- Task statement
Only an exact repetition of all the entries will be accepted.
(Beginning of Material supplied)
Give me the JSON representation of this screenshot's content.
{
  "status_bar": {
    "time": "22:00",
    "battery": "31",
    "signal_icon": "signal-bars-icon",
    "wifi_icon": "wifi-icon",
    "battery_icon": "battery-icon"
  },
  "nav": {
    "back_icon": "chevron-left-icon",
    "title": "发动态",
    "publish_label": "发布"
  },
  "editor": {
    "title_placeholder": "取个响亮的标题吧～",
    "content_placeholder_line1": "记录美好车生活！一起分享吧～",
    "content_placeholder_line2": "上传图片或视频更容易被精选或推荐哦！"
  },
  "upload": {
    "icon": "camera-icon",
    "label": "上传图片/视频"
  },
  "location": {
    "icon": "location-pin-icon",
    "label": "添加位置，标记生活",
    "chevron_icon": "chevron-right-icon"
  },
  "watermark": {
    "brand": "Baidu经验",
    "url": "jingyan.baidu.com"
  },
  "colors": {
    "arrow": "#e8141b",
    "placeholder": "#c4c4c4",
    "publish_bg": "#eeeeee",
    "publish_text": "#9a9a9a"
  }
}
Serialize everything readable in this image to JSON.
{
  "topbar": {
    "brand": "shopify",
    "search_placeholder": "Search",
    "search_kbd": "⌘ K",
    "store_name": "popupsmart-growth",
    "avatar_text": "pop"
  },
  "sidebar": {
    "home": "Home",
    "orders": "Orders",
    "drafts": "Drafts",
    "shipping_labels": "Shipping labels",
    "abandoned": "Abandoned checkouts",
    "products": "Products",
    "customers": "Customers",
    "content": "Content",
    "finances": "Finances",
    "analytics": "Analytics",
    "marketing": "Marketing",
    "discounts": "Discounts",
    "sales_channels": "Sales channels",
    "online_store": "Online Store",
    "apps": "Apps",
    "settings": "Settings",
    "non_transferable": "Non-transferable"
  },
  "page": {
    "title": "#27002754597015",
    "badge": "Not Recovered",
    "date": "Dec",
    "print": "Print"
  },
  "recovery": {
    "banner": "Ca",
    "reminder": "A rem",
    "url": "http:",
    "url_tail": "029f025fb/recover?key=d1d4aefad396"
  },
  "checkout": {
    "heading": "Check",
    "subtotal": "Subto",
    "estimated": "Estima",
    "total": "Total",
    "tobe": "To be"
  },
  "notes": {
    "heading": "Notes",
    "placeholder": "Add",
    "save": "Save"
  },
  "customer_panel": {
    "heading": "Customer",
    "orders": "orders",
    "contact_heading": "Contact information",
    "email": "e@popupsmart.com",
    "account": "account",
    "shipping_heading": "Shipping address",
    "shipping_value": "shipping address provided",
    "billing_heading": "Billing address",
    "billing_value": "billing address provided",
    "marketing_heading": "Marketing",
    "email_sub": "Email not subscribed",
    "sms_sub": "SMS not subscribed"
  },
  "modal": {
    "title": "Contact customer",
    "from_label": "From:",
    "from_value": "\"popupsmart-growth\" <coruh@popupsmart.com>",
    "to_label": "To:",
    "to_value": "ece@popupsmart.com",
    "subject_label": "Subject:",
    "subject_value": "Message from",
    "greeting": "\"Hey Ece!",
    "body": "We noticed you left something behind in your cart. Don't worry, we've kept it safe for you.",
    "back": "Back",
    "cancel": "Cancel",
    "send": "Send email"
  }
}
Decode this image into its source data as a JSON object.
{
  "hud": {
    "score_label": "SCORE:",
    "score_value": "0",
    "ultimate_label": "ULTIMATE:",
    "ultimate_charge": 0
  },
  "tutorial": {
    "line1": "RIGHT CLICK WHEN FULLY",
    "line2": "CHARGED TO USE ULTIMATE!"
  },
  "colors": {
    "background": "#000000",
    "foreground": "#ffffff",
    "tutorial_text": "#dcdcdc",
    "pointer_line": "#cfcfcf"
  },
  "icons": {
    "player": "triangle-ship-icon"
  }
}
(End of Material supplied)
- Result of the task
Give me the JSON representation of this screenshot's content.
{
  "status_bar": {
    "time": "22:00",
    "battery": "31",
    "signal_icon": "signal-bars-icon",
    "wifi_icon": "wifi-icon",
    "battery_icon": "battery-icon"
  },
  "nav": {
    "back_icon": "chevron-left-icon",
    "title": "发动态",
    "publish_label": "发布"
  },
  "editor": {
    "title_placeholder": "取个响亮的标题吧～",
    "content_placeholder_line1": "记录美好车生活！一起分享吧～",
    "content_placeholder_line2": "上传图片或视频更容易被精选或推荐哦！"
  },
  "upload": {
    "icon": "camera-icon",
    "label": "上传图片/视频"
  },
  "location": {
    "icon": "location-pin-icon",
    "label": "添加位置，标记生活",
    "chevron_icon": "chevron-right-icon"
  },
  "watermark": {
    "brand": "Baidu经验",
    "url": "jingyan.baidu.com"
  },
  "colors": {
    "arrow": "#e8141b",
    "placeholder": "#c4c4c4",
    "publish_bg": "#eeeeee",
    "publish_text": "#9a9a9a"
  }
}
Serialize everything readable in this image to JSON.
{
  "topbar": {
    "brand": "shopify",
    "search_placeholder": "Search",
    "search_kbd": "⌘ K",
    "store_name": "popupsmart-growth",
    "avatar_text": "pop"
  },
  "sidebar": {
    "home": "Home",
    "orders": "Orders",
    "drafts": "Drafts",
    "shipping_labels": "Shipping labels",
    "abandoned": "Abandoned checkouts",
    "products": "Products",
    "customers": "Customers",
    "content": "Content",
    "finances": "Finances",
    "analytics": "Analytics",
    "marketing": "Marketing",
    "discounts": "Discounts",
    "sales_channels": "Sales channels",
    "online_store": "Online Store",
    "apps": "Apps",
    "settings": "Settings",
    "non_transferable": "Non-transferable"
  },
  "page": {
    "title": "#27002754597015",
    "badge": "Not Recovered",
    "date": "Dec",
    "print": "Print"
  },
  "recovery": {
    "banner": "Ca",
    "reminder": "A rem",
    "url": "http:",
    "url_tail": "029f025fb/recover?key=d1d4aefad396"
  },
  "checkout": {
    "heading": "Check",
    "subtotal": "Subto",
    "estimated": "Estima",
    "total": "Total",
    "tobe": "To be"
  },
  "notes": {
    "heading": "Notes",
    "placeholder": "Add",
    "save": "Save"
  },
  "customer_panel": {
    "heading": "Customer",
    "orders": "orders",
    "contact_heading": "Contact information",
    "email": "e@popupsmart.com",
    "account": "account",
    "shipping_heading": "Shipping address",
    "shipping_value": "shipping address provided",
    "billing_heading": "Billing address",
    "billing_value": "billing address provided",
    "marketing_heading": "Marketing",
    "email_sub": "Email not subscribed",
    "sms_sub": "SMS not subscribed"
  },
  "modal": {
    "title": "Contact customer",
    "from_label": "From:",
    "from_value": "\"popupsmart-growth\" <coruh@popupsmart.com>",
    "to_label": "To:",
    "to_value": "ece@popupsmart.com",
    "subject_label": "Subject:",
    "subject_value": "Message from",
    "greeting": "\"Hey Ece!",
    "body": "We noticed you left something behind in your cart. Don't worry, we've kept it safe for you.",
    "back": "Back",
    "cancel": "Cancel",
    "send": "Send email"
  }
}
Decode this image into its source data as a JSON object.
{
  "hud": {
    "score_label": "SCORE:",
    "score_value": "0",
    "ultimate_label": "ULTIMATE:",
    "ultimate_charge": 0
  },
  "tutorial": {
    "line1": "RIGHT CLICK WHEN FULLY",
    "line2": "CHARGED TO USE ULTIMATE!"
  },
  "colors": {
    "background": "#000000",
    "foreground": "#ffffff",
    "tutorial_text": "#dcdcdc",
    "pointer_line": "#cfcfcf"
  },
  "icons": {
    "player": "triangle-ship-icon"
  }
}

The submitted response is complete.